Many recent studies have tried to understand when and where archaic hominins and our modern ancestors co-existed and interbred. Most of this research has been intent on cataloging Neanderthal gene sequences remaining in the genomes people of European or Asian descent.
According to Vernot, “Different populations of people have slightly different levels of Neanderthal ancestry, which likely means that humans repeatedly ran into Neanderthals as they spread across Europe.”

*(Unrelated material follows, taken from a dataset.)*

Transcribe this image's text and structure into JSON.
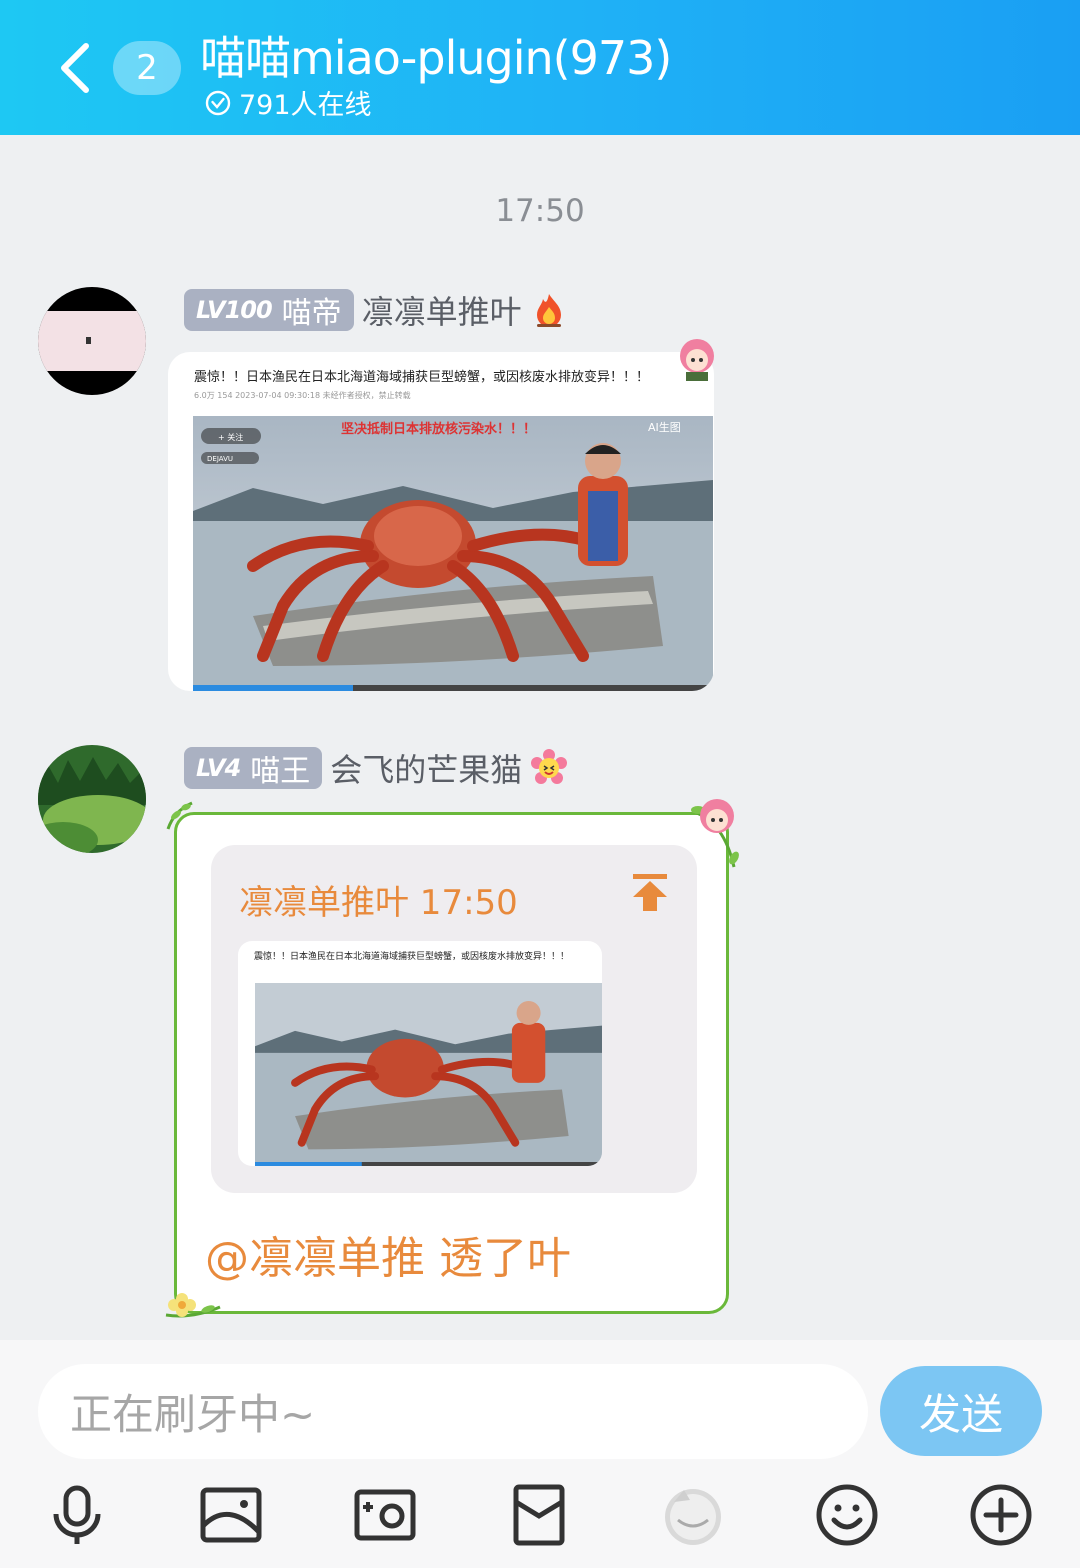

Where the ancestors of modern humans might have had physical contact with Denisovans is debatable. The best guess, Akey said, is that Denisovans may have had a broad geographic range that extended into East Asia. Early humans with both Denisovan and Neanderthal ancestry could have traveled along South East Asia. Eventually, some of their descendants arrived on the islands north of Australia.
“Little is known about the organization and characteristics of Denisovan DNA in modern humans, which is why we wanted to study genome samples from Melanesians,” Akey said.
“We developed an approach to identify DNA inherited from multiple archaic hominin [human-like] ancestors, and applied it to whole-genome sequences from 1,523 geographically diverse individuals,” the authors wrote in their paper. The analysis included the genomes of 35 individuals from 11 locations in the Bismarck Archipelago of Northern Island Melanesia, Papua, New Guinea.
With this study, Vernot explained, researchers advanced the understanding of archaic DNA in people beyond a single species of hominins. Previously, researchers had located large regions of the genome where no humans carried any Neanderthal sequences.
“We now know that some of those regions are also devoid of Denisovan sequences, “ he said. Vernot referred to those regions as “archaic deserts” that strengthen the argument that something there is uniquely human. The size of those regions might mean that selection against archaic sequences — or other reasons for gene depletion — was strong, maybe stronger than one might expect, Vernot said.
Those same regions on the modern human genome contain hundreds of genes, many of which have been linked to language, the brain and its development, and brain cells signals.
“These are big, truly interesting regions. It will be a long, hard slog to fully understand the genetic differences between humans, Denisovans and Neanderthals in these regions and the traits they influence,” Akey noted.
The research team also identified genes inherited from Neanderthals and Denisovans that conferred advantages to the ancestors of modern Island Melanesians. Five of these regions have immune-function genes that may have protected against local pathogens unfamiliar to recently arrived humans.
This study team also developed new, rigorous methods for labeling which archaic DNA sequences were Neanderthal, Denisovan, or of uncertain origin.
“The classification is tricky and not a trivial exercise,” Akey said, “Mislabeling could lead to erroneous conclusions.”
The authors also emphasized that no one study can tell a complete story. This project, Akey said, helps realize the influence of hybridization with other species on the trajectory of human evolution.
“Some of the sequences modern humans inherited from Neanderthals and Denisovans helped our ancestors survive and reproduce,” Akey said.
This type of study gives perspective on human expansion across Eurasia, and possibly what sort of conditions those humans encountered on their way, Vernot said. He also mentioned that the work “demonstrates how we can learn about human history, and our archaic relatives, by studying ancient and modern DNA.”
source : University of Washington